You've earned the right to a higher education through your service in the U.S. Armed Forces. But how do you use your GI Bill benefits? Which version is right for you? The Legion can help answer questions about state and/or federal education benefits, who can use them, and how long.
The American Legion teamed up with the Student Veterans of America to co-host a Veterans On Campus education symposium March 20, during the Legion’s 51st annual Washington Conference.
Harold Barnett, chairman of the Legion’s Economic Commission, opened the event with brief remarks. Derek Blumke, SVA’s cofounder, then spoke and introduced American Legion Past National Commander Robert W. Spanogle, the symposium’s keynote speaker. Spanogle is a Vietnam veteran and served as the Legion’s national adjutant for nearly three decades.
The symposium’s theme was “Bridging the Gap,” and focused on the unique needs of returning veterans when they enroll in academic institutions, and how The American Legion and other veterans service organizations can assist in this transition.
The opening session featured a thorough explanation of GI Bill benefits by Randy Lazaro from VA’s Education Services. He discussed new benefits afforded by recent federal legislation and also spelled out some limitations or restrictions on those benefits. For example, the new $17,500 limit on GI Bill benefits per academic year applies only to private colleges and universities, and other non-public institutions. Veterans still get 100-percent tuition payments for public schools.

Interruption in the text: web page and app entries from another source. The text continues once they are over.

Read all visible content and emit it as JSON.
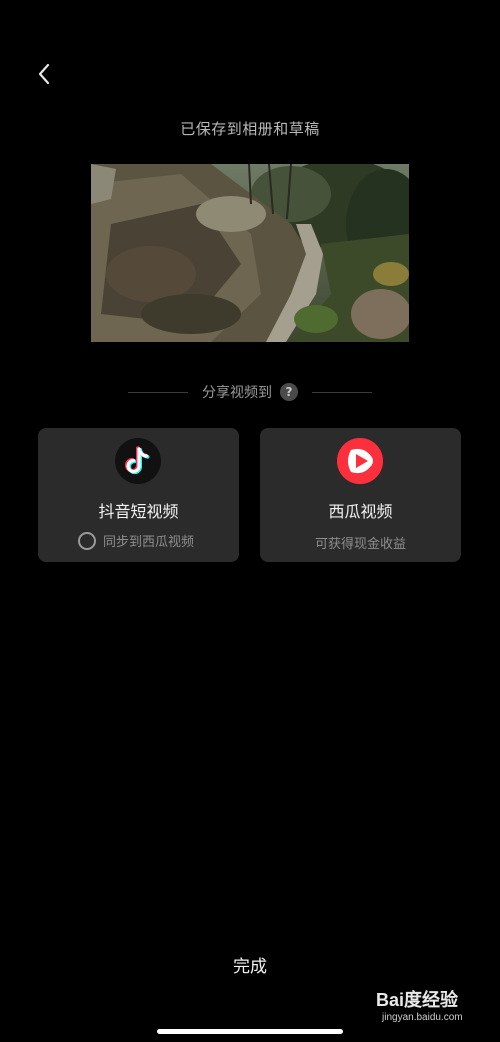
{
  "header": {
    "back_icon": "chevron-left-icon",
    "saved_message": "已保存到相册和草稿"
  },
  "preview": {
    "description_icon": "video-thumbnail"
  },
  "share": {
    "label": "分享视频到",
    "help_icon": "question-icon",
    "help_glyph": "?"
  },
  "cards": [
    {
      "title": "抖音短视频",
      "icon": "douyin-icon",
      "sync_label": "同步到西瓜视频",
      "sync_checked": false
    },
    {
      "title": "西瓜视频",
      "icon": "xigua-icon",
      "subtitle": "可获得现金收益"
    }
  ],
  "footer": {
    "done_label": "完成"
  },
  "watermark": {
    "main": "Bai度经验",
    "sub": "jingyan.baidu.com"
  },
  "colors": {
    "background": "#000000",
    "card": "#2b2b2b",
    "xigua_red": "#fc2f3d",
    "douyin_cyan": "#25f4ee",
    "douyin_pink": "#fe2c55"
  }
}
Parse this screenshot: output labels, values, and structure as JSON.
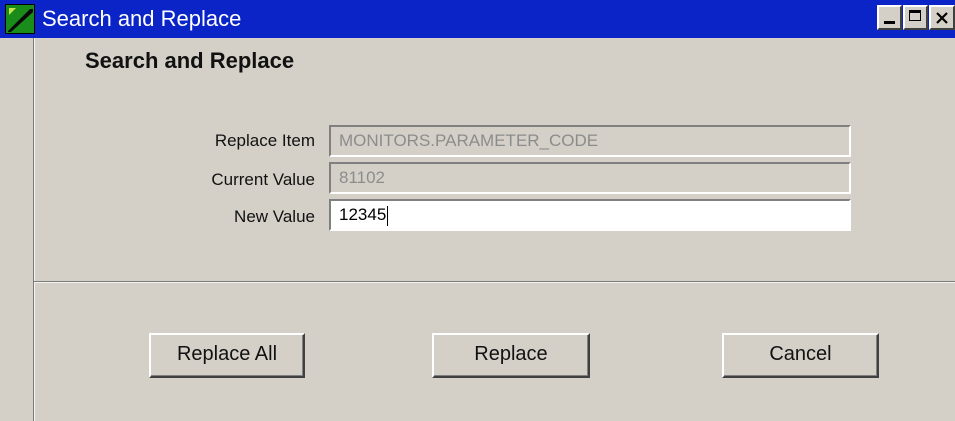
{
  "window": {
    "title": "Search and Replace",
    "app_icon": "app-logo-icon",
    "controls": {
      "minimize_icon": "minimize-icon",
      "maximize_icon": "maximize-icon",
      "close_icon": "close-icon"
    },
    "colors": {
      "titlebar": "#0a24c8",
      "face": "#d4d0c8"
    }
  },
  "dialog": {
    "heading": "Search and Replace",
    "fields": [
      {
        "label": "Replace Item",
        "value": "MONITORS.PARAMETER_CODE",
        "readonly": true
      },
      {
        "label": "Current Value",
        "value": "81102",
        "readonly": true
      },
      {
        "label": "New Value",
        "value": "12345",
        "readonly": false
      }
    ],
    "buttons": {
      "replace_all": "Replace All",
      "replace": "Replace",
      "cancel": "Cancel"
    }
  }
}
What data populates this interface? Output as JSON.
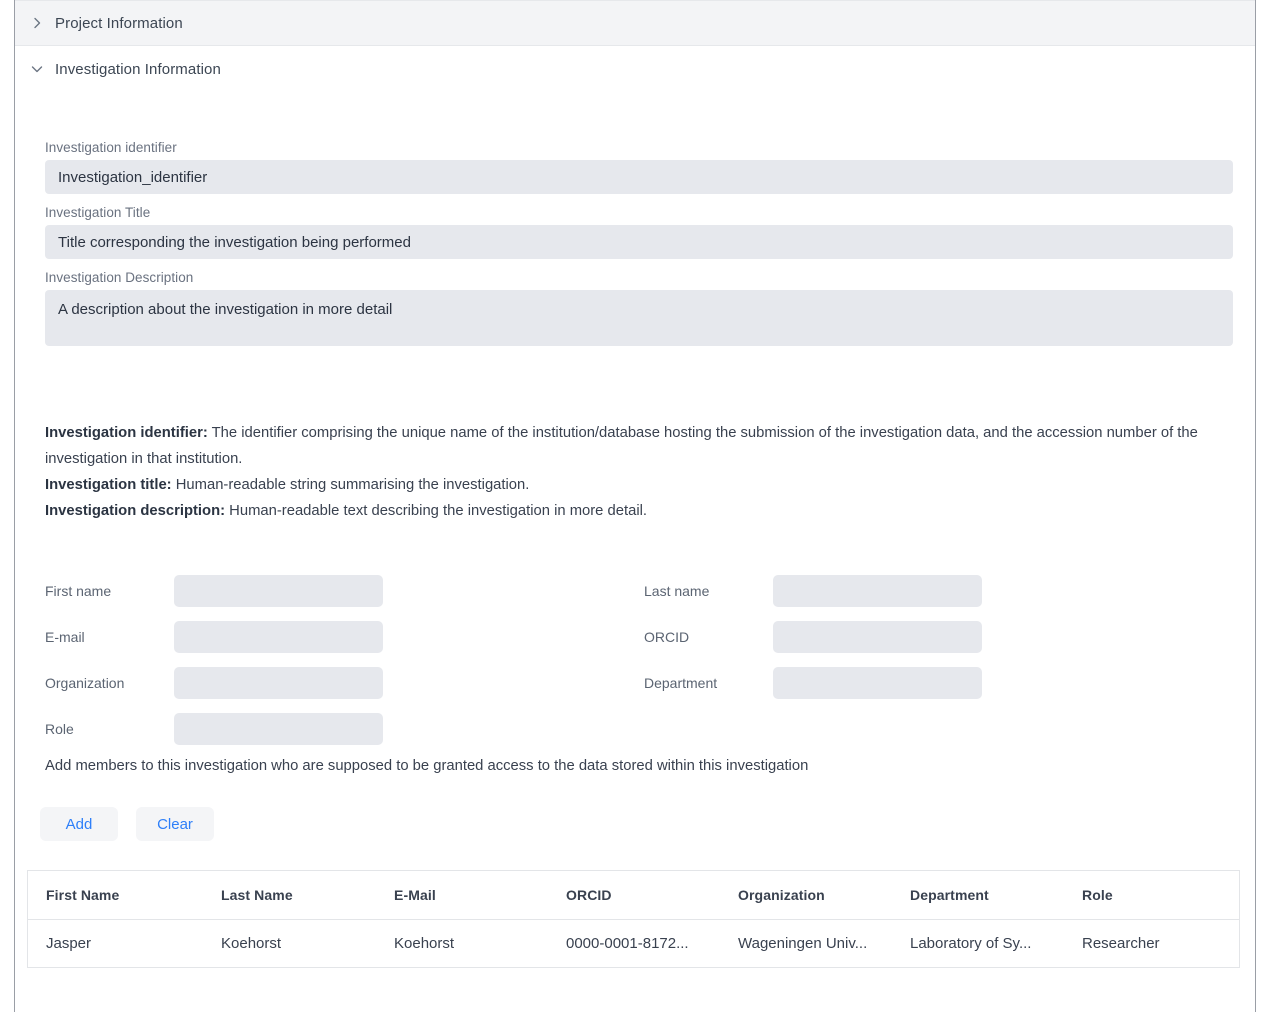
{
  "accordion": {
    "project_section": {
      "title": "Project Information",
      "state": "collapsed",
      "icon": "chevron-right-icon"
    },
    "investigation_section": {
      "title": "Investigation Information",
      "state": "expanded",
      "icon": "chevron-down-icon"
    }
  },
  "investigation": {
    "identifier": {
      "label": "Investigation identifier",
      "value": "Investigation_identifier",
      "placeholder": "Investigation_identifier"
    },
    "title": {
      "label": "Investigation Title",
      "value": "Title corresponding the investigation being performed",
      "placeholder": "Title corresponding the investigation being performed"
    },
    "description": {
      "label": "Investigation Description",
      "value": "A description about the investigation in more detail",
      "placeholder": "A description about the investigation in more detail"
    }
  },
  "help_text": {
    "identifier_term": "Investigation identifier:",
    "identifier_body": " The identifier comprising the unique name of the institution/database hosting the submission of the investigation data, and the accession number of the investigation in that institution.",
    "title_term": "Investigation title:",
    "title_body": " Human-readable string summarising the investigation.",
    "description_term": "Investigation description:",
    "description_body": " Human-readable text describing the investigation in more detail."
  },
  "member_form": {
    "left_fields": [
      {
        "label": "First name",
        "value": "",
        "placeholder": ""
      },
      {
        "label": "E-mail",
        "value": "",
        "placeholder": ""
      },
      {
        "label": "Organization",
        "value": "",
        "placeholder": ""
      },
      {
        "label": "Role",
        "value": "",
        "placeholder": ""
      }
    ],
    "right_fields": [
      {
        "label": "Last name",
        "value": "",
        "placeholder": ""
      },
      {
        "label": "ORCID",
        "value": "",
        "placeholder": ""
      },
      {
        "label": "Department",
        "value": "",
        "placeholder": ""
      }
    ],
    "note": "Add members to this investigation who are supposed to be granted access to the data stored within this investigation",
    "add_label": "Add",
    "clear_label": "Clear"
  },
  "members_table": {
    "columns": [
      "First Name",
      "Last Name",
      "E-Mail",
      "ORCID",
      "Organization",
      "Department",
      "Role"
    ],
    "rows": [
      {
        "first_name": "Jasper",
        "last_name": "Koehorst",
        "email": "Koehorst",
        "orcid": "0000-0001-8172...",
        "organization": "Wageningen Univ...",
        "department": "Laboratory of Sy...",
        "role": "Researcher"
      }
    ]
  },
  "colors": {
    "accent_blue": "#2d7ff9",
    "input_bg": "#e6e8ed",
    "header_bg": "#f3f4f6",
    "text_primary": "#39414f",
    "text_muted": "#6a7280",
    "border": "#e3e5e8"
  }
}
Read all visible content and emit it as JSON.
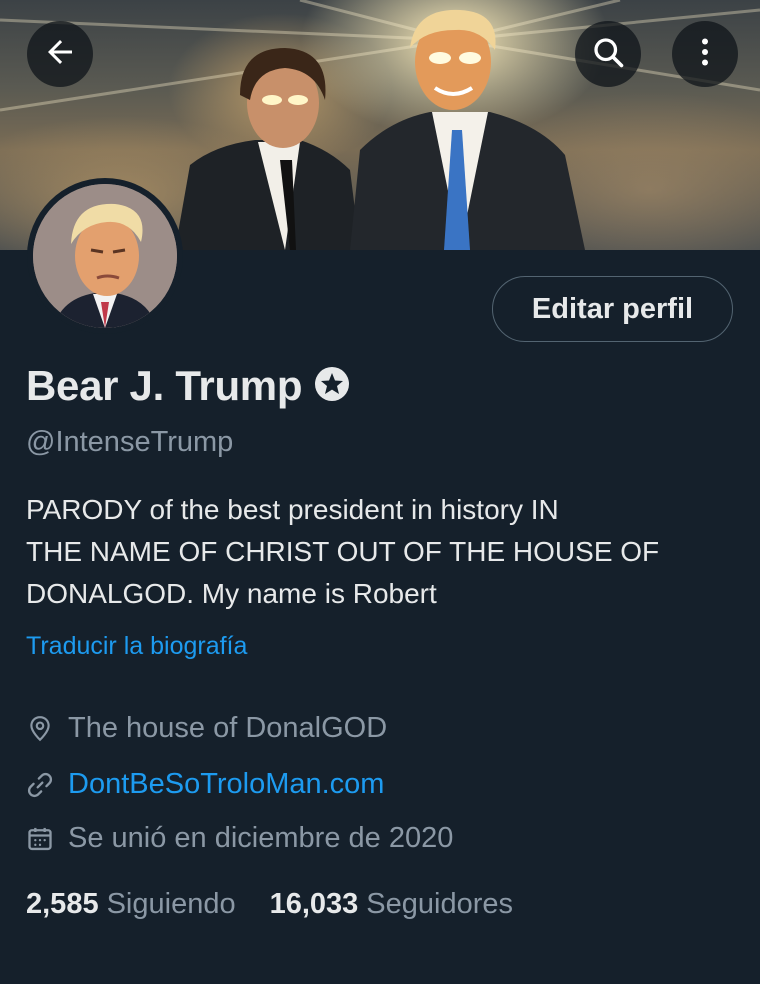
{
  "header": {
    "back_icon": "arrow-left-icon",
    "search_icon": "search-icon",
    "more_icon": "more-vertical-icon",
    "banner_alt": "Illustrated banner of two men in suits with glowing eyes against a golden sky"
  },
  "profile": {
    "edit_button_label": "Editar perfil",
    "display_name": "Bear J. Trump",
    "verified_icon": "verified-badge-icon",
    "handle": "@IntenseTrump",
    "bio": "PARODY of the best president in history  IN\nTHE NAME OF CHRIST OUT OF THE HOUSE OF\nDONALGOD. My name is Robert",
    "translate_label": "Traducir la biografía",
    "location": "The house of DonalGOD",
    "website": "DontBeSoTroloMan.com",
    "joined": "Se unió en diciembre de 2020"
  },
  "stats": {
    "following_count": "2,585",
    "following_label": "Siguiendo",
    "followers_count": "16,033",
    "followers_label": "Seguidores"
  },
  "colors": {
    "background": "#15202b",
    "accent": "#1d9bf0",
    "secondary_text": "#8b98a5"
  }
}
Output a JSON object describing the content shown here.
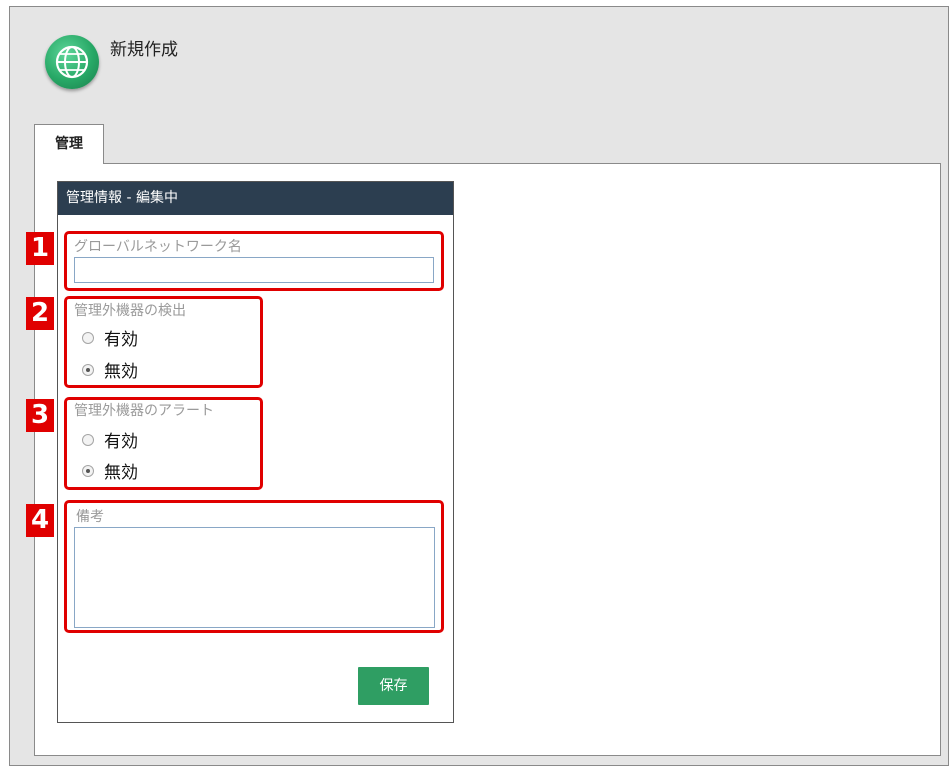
{
  "app": {
    "title": "新規作成",
    "icon": "globe-icon"
  },
  "tabs": [
    {
      "label": "管理",
      "active": true
    }
  ],
  "panel": {
    "header": "管理情報 - 編集中",
    "fields": {
      "network_name": {
        "label": "グローバルネットワーク名",
        "value": ""
      },
      "detect_unmanaged": {
        "label": "管理外機器の検出",
        "options": [
          "有効",
          "無効"
        ],
        "selected": "無効"
      },
      "alert_unmanaged": {
        "label": "管理外機器のアラート",
        "options": [
          "有効",
          "無効"
        ],
        "selected": "無効"
      },
      "notes": {
        "label": "備考",
        "value": ""
      }
    },
    "save_label": "保存"
  },
  "callouts": [
    "1",
    "2",
    "3",
    "4"
  ],
  "colors": {
    "header_bg": "#2c3e50",
    "save_bg": "#2f9e63",
    "callout": "#e00000",
    "globe": "#27a866"
  }
}
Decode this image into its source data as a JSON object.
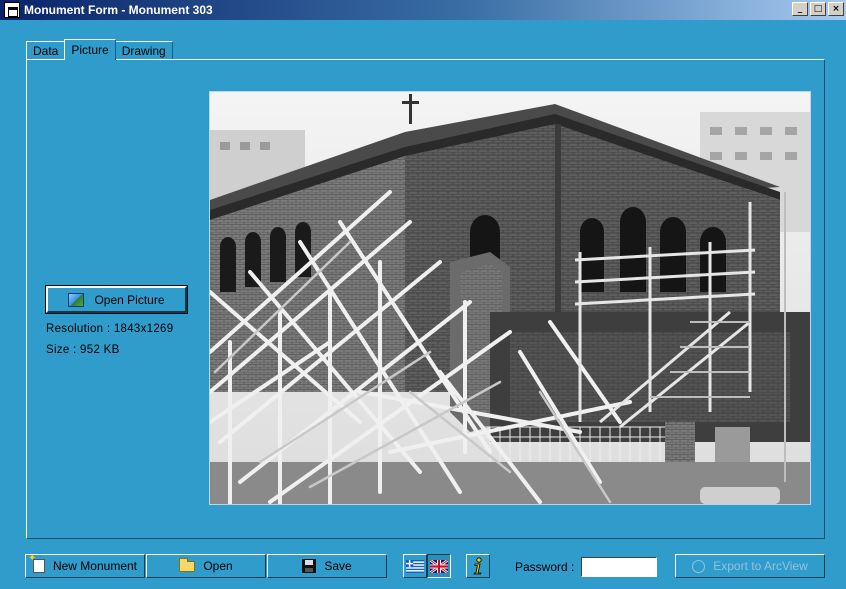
{
  "window": {
    "title": "Monument Form - Monument 303",
    "minimize": "_",
    "maximize": "□",
    "close": "×"
  },
  "tabs": [
    {
      "label": "Data",
      "active": false
    },
    {
      "label": "Picture",
      "active": true
    },
    {
      "label": "Drawing",
      "active": false
    }
  ],
  "picture": {
    "open_button_label": "Open Picture",
    "resolution": "Resolution : 1843x1269",
    "size": "Size : 952 KB"
  },
  "toolbar": {
    "new_label": "New Monument",
    "open_label": "Open",
    "save_label": "Save",
    "password_label": "Password :",
    "password_value": "",
    "export_label": "Export to ArcView"
  },
  "icons": {
    "new": "new-document-icon",
    "open": "folder-icon",
    "save": "floppy-disk-icon",
    "greek": "greek-flag-icon",
    "english": "uk-flag-icon",
    "info": "info-icon",
    "export": "globe-icon"
  },
  "colors": {
    "background": "#2f9ccb",
    "titlebar": "#0a246a"
  }
}
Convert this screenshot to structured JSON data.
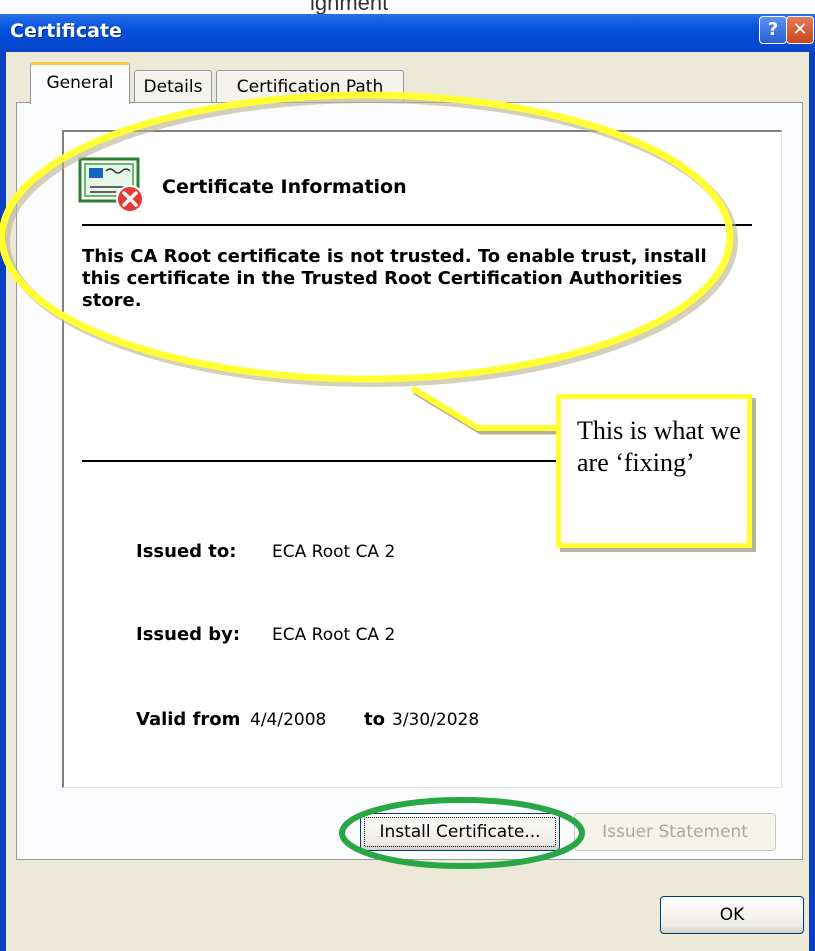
{
  "window": {
    "title": "Certificate",
    "help_button": "?",
    "close_button": "✕",
    "top_crop_text": "ignment"
  },
  "tabs": [
    {
      "label": "General",
      "active": true
    },
    {
      "label": "Details",
      "active": false
    },
    {
      "label": "Certification Path",
      "active": false
    }
  ],
  "info": {
    "heading": "Certificate Information",
    "warning": "This CA Root certificate is not trusted. To enable trust, install this certificate in the Trusted Root Certification Authorities store."
  },
  "fields": {
    "issued_to_label": "Issued to:",
    "issued_to_value": "ECA Root CA 2",
    "issued_by_label": "Issued by:",
    "issued_by_value": "ECA Root CA 2",
    "valid_from_label": "Valid from",
    "valid_from_value": "4/4/2008",
    "valid_to_label": "to",
    "valid_to_value": "3/30/2028"
  },
  "buttons": {
    "install": "Install Certificate...",
    "issuer_statement": "Issuer Statement",
    "ok": "OK"
  },
  "annotations": {
    "callout_text": "This is what we are ‘fixing’",
    "highlight_color": "#ffff33",
    "circle_color": "#28a745"
  }
}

The symposium also featured several panels: student veterans, facilitated by Erik Brine of SVA’s Georgetown University chapter; congressional staffers from the House and Senate Veterans’ Affairs committees, a panel on women veterans issues, moderated by Karen Courington, a member of the U.S. Air Force Reserve and Georgetown University alumna; and a final panel made up of representatives from The American Legion and other veterans service organizations.